This grey brick building is also home to their tasting lounge. Guests walk through the original doors and across the original lobby tiles to savor glasses at tasting tables surrounded by dark wood-trimmed windows. Visitors can also find a rotating collection of prints, paintings, ceramics, and jewelry from local artists. The winery owners also connect to the community through their donations to local charities and non-profits.
Born into a winemaking family in Hungary, Josef immigrated to the United States in the late 1950s to pursue baking. After more than a decade, however, he cooked up a new idea. Together with his wife Lilli, he purchased a scenic plot of land in the Willamette Valley and planted his first grape vines in 1978—making St. Josef's one of the earliest wineries in Oregon. Even as his ambition grew, Josef never forgot his roots; his first varietals—namely, riesling, gewürztraminer, and pinot gris—harkened back to his youth in central Europe amid the Adriatic's glistening waves of chablis.
Today, the 40-acre winery—now by a third generation of Josef's family—produces bottles of crisp whites and earthy reds, filling at least 90 percent of each batch with grapes grown on the St. Josef's vineyard. Even as Oregon's wine industry has grown over the years, Portland Monthly praises the well-aged coziness of St. Josef's, saying they've “yet to find a better sipping spot” in all of Willamette Valley.
Bally Total Fitness enshrines exercise classes, calorie-burning equipment, and a fitness-focused staff within its sanctuaries of health. A 30-day guest pass includes access to a spread of group exercise classes, including Pilates, Reaction Cycling, Step Fitness, and High-Impact Hopscotch (class offerings vary by location). For self-guided worker-outers, cardio equipment such as treadmills, elliptical machines, cross-trainers, and stair climbers torch calories while entertaining the brain with video entertainment and integrated music systems that occasionally whisper quotes from Charles Atlas. Bally also boasts a bulk-building army of strength machines, free weights, and small-apparatus equipment, and grants gym-goers access to on-site locker rooms, showers, and, at some locations, a pool and steam room. Visit each location's webpage for a list of specific amenities and the lineup of classes.
On Sunday evenings, you might mistake Wilsonville Lanes for Monte Carlo. Sure, its 22 contemporary lanes look the same as on any ordinary day, but the games come with higher stakes. Bowlers can toss some money into the jackpot and participate in one of three games: Spin the Wheel, 4x4, or Blackjack. Of course, these games are a bit different than the ones played on card tables or by dogs in paintings. For example, Blackjack players bowl four shots on four different lanes, instead of flipping cards, seeking a fallen-pin count of 21 to win the jackpot.
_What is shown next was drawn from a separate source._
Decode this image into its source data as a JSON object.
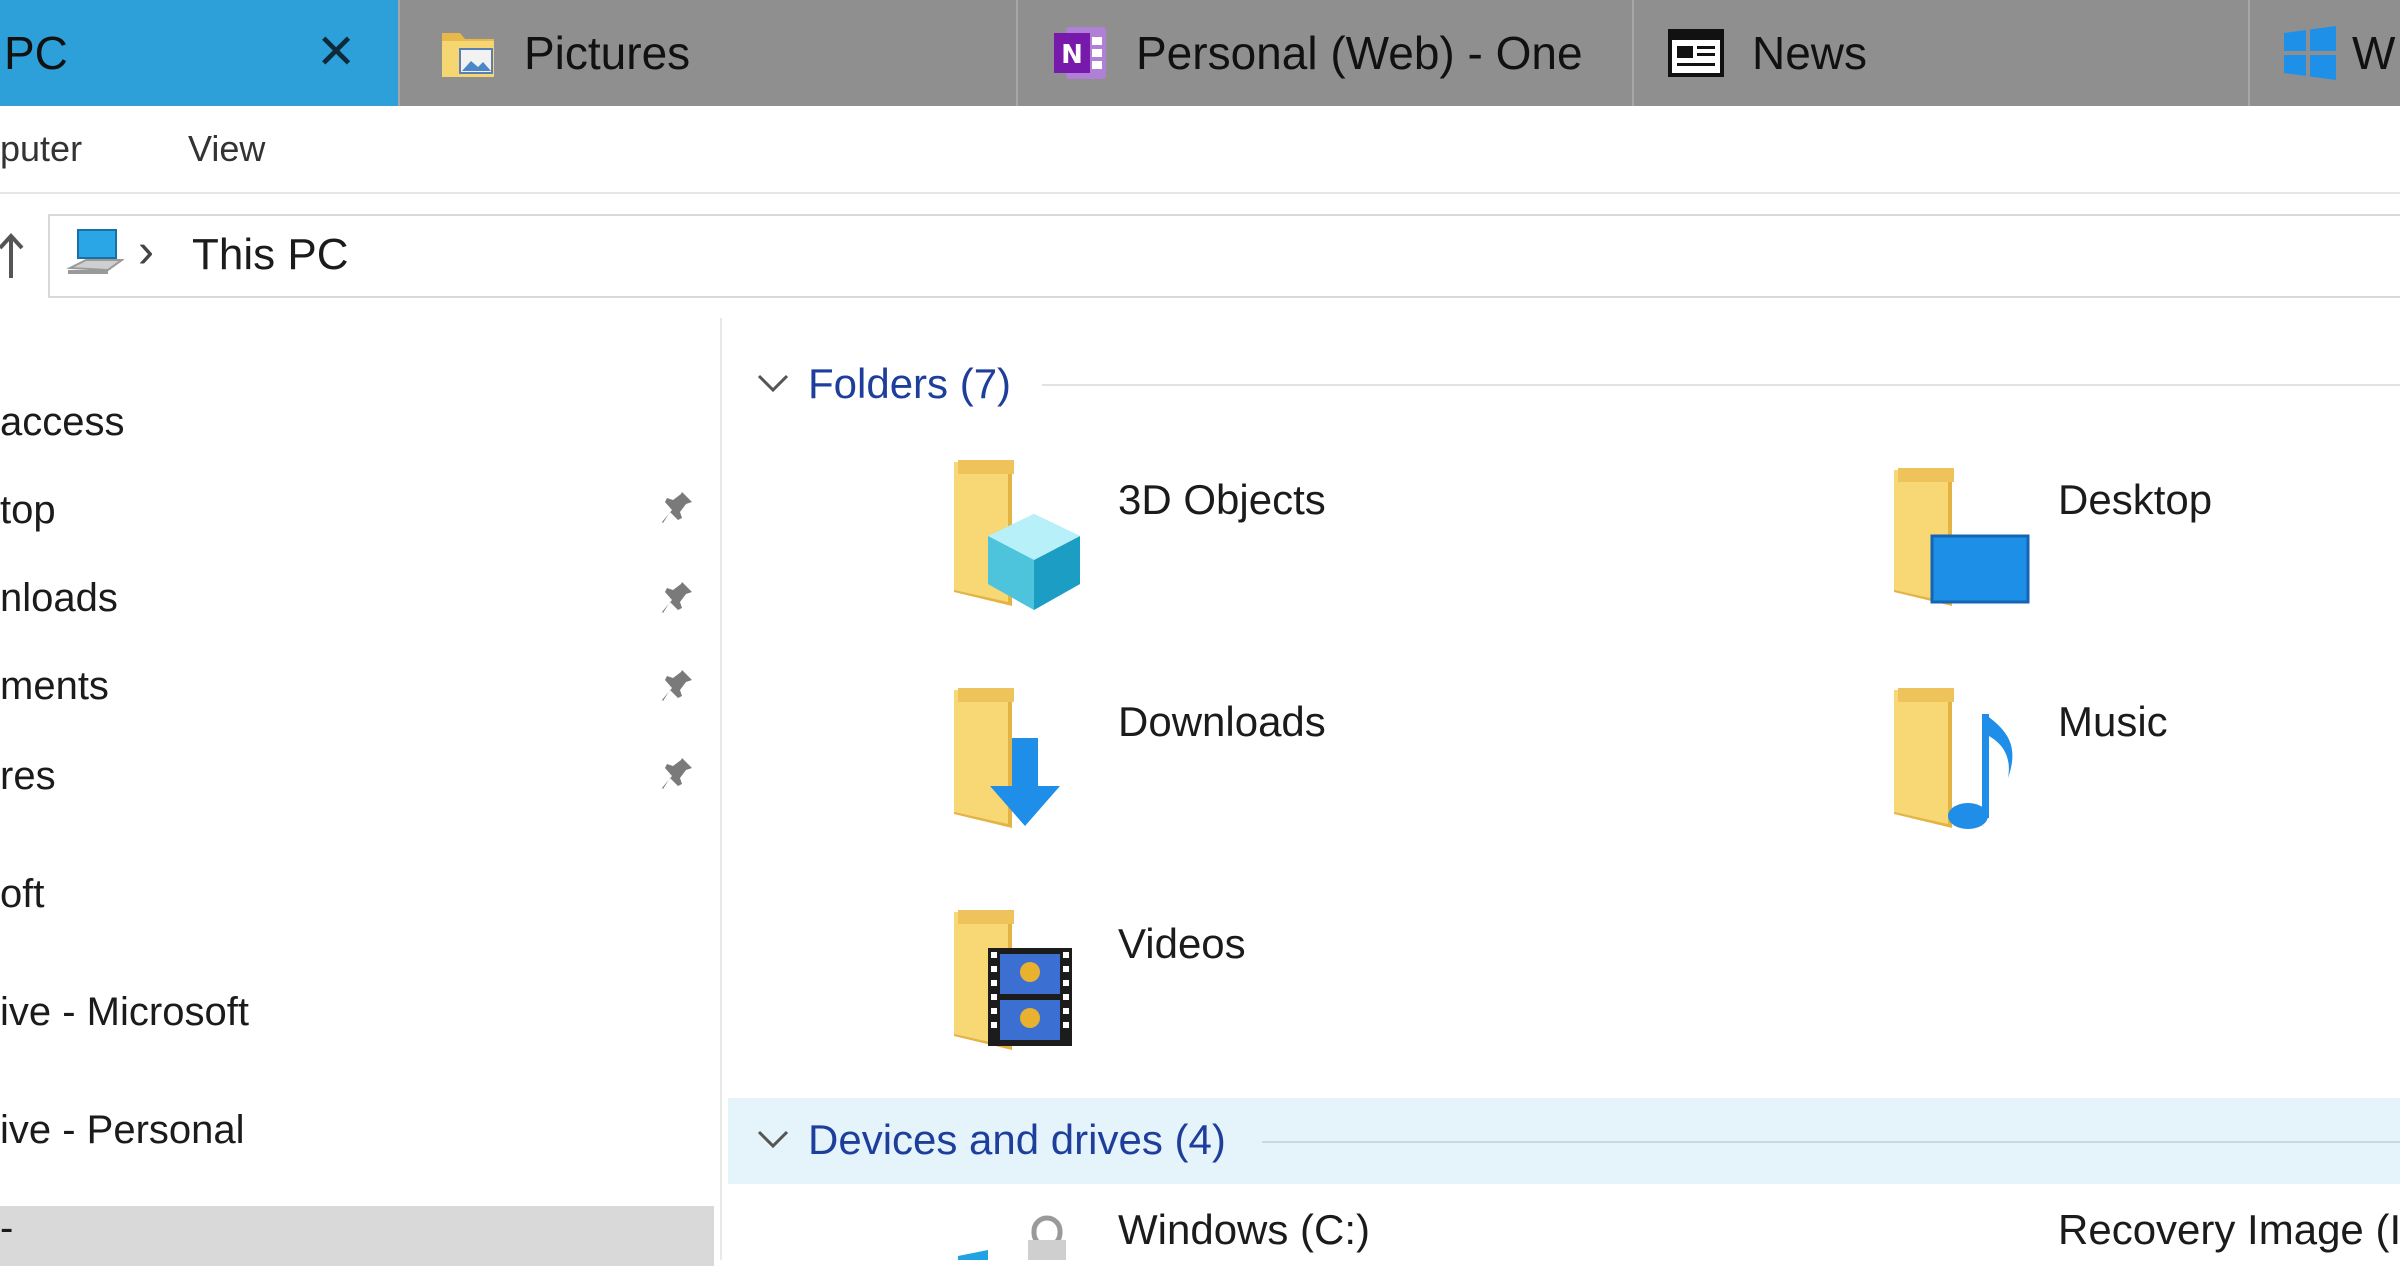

But even when it's not Monte Carlo night, Wilsonville Lanes still has plenty to keep guests entertained. In addition to family-friendly bowling, which includes Cosmic Bowling on Fridays and Saturdays, the alley also boasts an arcade, Wi-Fi, HD TVs, and pool tables. Plus, the cafe serves up burgers, hot dogs, and salads to keep players fueled between games.